The three courts have been formed in Peshawar, Lahore and Quetta in accordance with the Protection of Pakistan Act passed by the Parliament in order to curb rising militancy in the country, the Dawn reported.
Judge Mukarrab Khan will head the special court in Lahore whereas Judge Zafar Khosa and Judge Anwar Ali Khan will preside over the courts in Quetta and Peshawar respectively.
Five special courts are to be formed in total. Sindh is also scheduled to get special courts but these are yet to be established, it said.
The latest measures come days after the country's political leadership agreed to establish military courts in order to try terror suspects in what appeared to be a bypassing of the superior judiciary and the Supreme Court's 1999 verdict which had declared such tribunals as unconstitutional, the report said.
Military courts have become a subject of controversy with certain political parties expressing reservations on their proposed establishment.
After the Peshawar tragedy last month in which 150 people, mostly children, were killed in a Taliban attack on an army public school, Prime Minister Nawaz Sharif had vowed to establish military courts to try suspected terrorists. Speaking in the Senate yesterday, Sharif said he was determined to go ahead with the option of military courts even though he too had "a lurking suspicion that one day" he may have to face "such a forum".
"The opponents of military courts talk about my arrest by the same courts may be in future.

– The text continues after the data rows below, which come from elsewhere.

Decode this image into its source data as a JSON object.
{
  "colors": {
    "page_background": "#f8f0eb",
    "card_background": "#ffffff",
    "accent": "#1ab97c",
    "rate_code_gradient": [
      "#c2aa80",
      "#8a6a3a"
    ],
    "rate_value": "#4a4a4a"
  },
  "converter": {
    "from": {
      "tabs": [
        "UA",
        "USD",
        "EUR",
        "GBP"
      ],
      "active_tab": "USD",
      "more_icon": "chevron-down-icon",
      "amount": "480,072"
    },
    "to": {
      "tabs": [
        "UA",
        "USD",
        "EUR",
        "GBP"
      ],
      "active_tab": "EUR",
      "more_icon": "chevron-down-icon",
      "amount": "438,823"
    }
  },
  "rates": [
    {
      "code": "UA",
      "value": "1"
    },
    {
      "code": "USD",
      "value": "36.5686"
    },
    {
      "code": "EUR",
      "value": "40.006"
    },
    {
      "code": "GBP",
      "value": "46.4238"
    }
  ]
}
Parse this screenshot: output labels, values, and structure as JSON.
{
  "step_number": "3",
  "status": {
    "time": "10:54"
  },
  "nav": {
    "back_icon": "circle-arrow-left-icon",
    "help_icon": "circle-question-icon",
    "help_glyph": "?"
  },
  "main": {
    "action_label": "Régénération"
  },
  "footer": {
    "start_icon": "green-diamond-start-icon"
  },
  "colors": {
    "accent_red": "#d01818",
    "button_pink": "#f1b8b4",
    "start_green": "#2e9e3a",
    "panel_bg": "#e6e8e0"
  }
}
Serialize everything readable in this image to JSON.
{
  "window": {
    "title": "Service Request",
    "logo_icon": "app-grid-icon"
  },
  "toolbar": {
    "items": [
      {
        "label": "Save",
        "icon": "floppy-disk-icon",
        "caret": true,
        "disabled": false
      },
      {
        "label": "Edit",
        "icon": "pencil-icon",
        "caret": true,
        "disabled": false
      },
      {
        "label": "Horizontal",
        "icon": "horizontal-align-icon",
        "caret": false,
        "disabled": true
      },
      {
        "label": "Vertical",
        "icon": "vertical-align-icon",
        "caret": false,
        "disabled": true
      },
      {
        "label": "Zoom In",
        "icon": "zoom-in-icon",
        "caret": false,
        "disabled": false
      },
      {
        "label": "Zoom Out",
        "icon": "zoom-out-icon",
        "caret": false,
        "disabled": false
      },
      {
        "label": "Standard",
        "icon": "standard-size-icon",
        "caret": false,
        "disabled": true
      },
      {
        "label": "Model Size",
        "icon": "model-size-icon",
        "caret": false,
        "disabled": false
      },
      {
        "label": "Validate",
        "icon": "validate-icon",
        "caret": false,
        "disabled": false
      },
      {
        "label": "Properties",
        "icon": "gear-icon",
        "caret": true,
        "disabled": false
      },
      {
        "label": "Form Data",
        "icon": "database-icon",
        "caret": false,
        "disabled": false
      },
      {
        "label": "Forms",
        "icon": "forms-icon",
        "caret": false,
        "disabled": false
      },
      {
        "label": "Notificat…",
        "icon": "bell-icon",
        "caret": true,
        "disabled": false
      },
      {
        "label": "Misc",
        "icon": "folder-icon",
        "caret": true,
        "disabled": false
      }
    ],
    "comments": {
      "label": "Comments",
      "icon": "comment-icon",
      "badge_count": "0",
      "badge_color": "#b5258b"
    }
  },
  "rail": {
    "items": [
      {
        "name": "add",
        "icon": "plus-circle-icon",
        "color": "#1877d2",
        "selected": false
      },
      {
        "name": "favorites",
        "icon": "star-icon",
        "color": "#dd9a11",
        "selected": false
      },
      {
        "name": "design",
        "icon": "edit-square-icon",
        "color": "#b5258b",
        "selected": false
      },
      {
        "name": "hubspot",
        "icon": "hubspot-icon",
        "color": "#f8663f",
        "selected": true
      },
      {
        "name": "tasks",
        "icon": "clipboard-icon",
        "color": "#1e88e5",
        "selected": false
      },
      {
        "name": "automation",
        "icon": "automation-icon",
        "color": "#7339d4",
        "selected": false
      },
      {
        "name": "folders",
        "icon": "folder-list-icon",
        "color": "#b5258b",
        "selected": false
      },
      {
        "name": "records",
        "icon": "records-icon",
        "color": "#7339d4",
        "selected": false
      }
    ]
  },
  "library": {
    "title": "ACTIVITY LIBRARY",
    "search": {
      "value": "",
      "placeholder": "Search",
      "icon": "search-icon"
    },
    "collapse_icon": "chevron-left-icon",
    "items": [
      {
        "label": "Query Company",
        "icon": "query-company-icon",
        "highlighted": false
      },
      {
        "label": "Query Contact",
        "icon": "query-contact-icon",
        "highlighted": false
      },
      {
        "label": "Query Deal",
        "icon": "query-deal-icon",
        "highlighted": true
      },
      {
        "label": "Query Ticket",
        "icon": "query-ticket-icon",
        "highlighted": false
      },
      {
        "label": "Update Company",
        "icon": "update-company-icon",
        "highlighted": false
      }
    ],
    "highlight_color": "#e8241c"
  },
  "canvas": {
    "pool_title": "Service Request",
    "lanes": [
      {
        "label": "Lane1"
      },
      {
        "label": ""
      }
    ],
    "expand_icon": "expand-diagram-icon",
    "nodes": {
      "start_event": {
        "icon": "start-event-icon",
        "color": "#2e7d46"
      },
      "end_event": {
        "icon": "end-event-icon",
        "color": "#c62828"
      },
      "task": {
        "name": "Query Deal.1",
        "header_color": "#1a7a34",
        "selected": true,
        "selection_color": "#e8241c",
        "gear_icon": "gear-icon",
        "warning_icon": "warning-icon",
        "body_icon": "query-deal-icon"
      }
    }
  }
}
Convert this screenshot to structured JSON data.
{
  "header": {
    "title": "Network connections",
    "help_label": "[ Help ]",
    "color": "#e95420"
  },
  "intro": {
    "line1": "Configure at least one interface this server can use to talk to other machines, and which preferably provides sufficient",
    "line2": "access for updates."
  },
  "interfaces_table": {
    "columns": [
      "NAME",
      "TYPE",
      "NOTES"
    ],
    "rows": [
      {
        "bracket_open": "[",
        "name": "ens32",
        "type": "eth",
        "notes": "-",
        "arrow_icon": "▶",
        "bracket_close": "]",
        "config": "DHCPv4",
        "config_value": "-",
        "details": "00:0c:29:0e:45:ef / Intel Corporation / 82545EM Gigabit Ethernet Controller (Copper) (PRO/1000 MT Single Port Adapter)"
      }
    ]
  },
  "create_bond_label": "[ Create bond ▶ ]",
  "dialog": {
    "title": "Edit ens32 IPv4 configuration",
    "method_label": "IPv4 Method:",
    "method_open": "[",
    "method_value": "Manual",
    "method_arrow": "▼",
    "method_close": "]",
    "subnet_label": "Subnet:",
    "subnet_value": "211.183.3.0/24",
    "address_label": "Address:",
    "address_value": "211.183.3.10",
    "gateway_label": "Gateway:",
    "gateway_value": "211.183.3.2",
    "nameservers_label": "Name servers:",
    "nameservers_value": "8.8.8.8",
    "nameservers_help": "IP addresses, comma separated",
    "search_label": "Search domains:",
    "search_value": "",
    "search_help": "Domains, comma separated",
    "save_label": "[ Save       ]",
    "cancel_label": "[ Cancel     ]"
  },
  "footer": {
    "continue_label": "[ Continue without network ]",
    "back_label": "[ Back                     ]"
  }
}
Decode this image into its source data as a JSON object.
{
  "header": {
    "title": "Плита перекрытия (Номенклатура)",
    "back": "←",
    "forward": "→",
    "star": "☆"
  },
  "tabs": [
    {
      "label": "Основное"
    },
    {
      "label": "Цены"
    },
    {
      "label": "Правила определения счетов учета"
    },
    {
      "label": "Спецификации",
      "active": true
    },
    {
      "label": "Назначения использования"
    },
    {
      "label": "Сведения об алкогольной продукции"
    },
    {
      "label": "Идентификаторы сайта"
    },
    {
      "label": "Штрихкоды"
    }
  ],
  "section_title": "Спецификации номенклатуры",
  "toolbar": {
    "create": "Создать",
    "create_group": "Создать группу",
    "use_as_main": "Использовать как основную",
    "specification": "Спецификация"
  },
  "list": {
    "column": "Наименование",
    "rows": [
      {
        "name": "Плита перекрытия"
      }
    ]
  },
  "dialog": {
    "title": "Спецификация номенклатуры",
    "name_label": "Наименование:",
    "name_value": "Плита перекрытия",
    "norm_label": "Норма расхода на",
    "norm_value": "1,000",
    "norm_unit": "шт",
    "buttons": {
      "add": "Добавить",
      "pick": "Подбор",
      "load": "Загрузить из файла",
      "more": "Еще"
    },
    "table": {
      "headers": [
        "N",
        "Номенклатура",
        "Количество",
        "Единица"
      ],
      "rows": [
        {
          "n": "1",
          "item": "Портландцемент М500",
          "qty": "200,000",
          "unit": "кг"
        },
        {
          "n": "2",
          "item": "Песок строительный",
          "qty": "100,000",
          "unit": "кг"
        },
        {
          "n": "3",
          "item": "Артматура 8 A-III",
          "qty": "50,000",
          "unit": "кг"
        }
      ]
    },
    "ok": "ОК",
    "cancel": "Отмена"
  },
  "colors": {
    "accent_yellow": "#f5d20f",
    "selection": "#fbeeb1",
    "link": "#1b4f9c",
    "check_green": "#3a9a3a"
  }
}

But let me tell them how can I forget the innocent blood of the children... This is on my mind and not my possible arrest (by the military courts) as some talk about it," he said.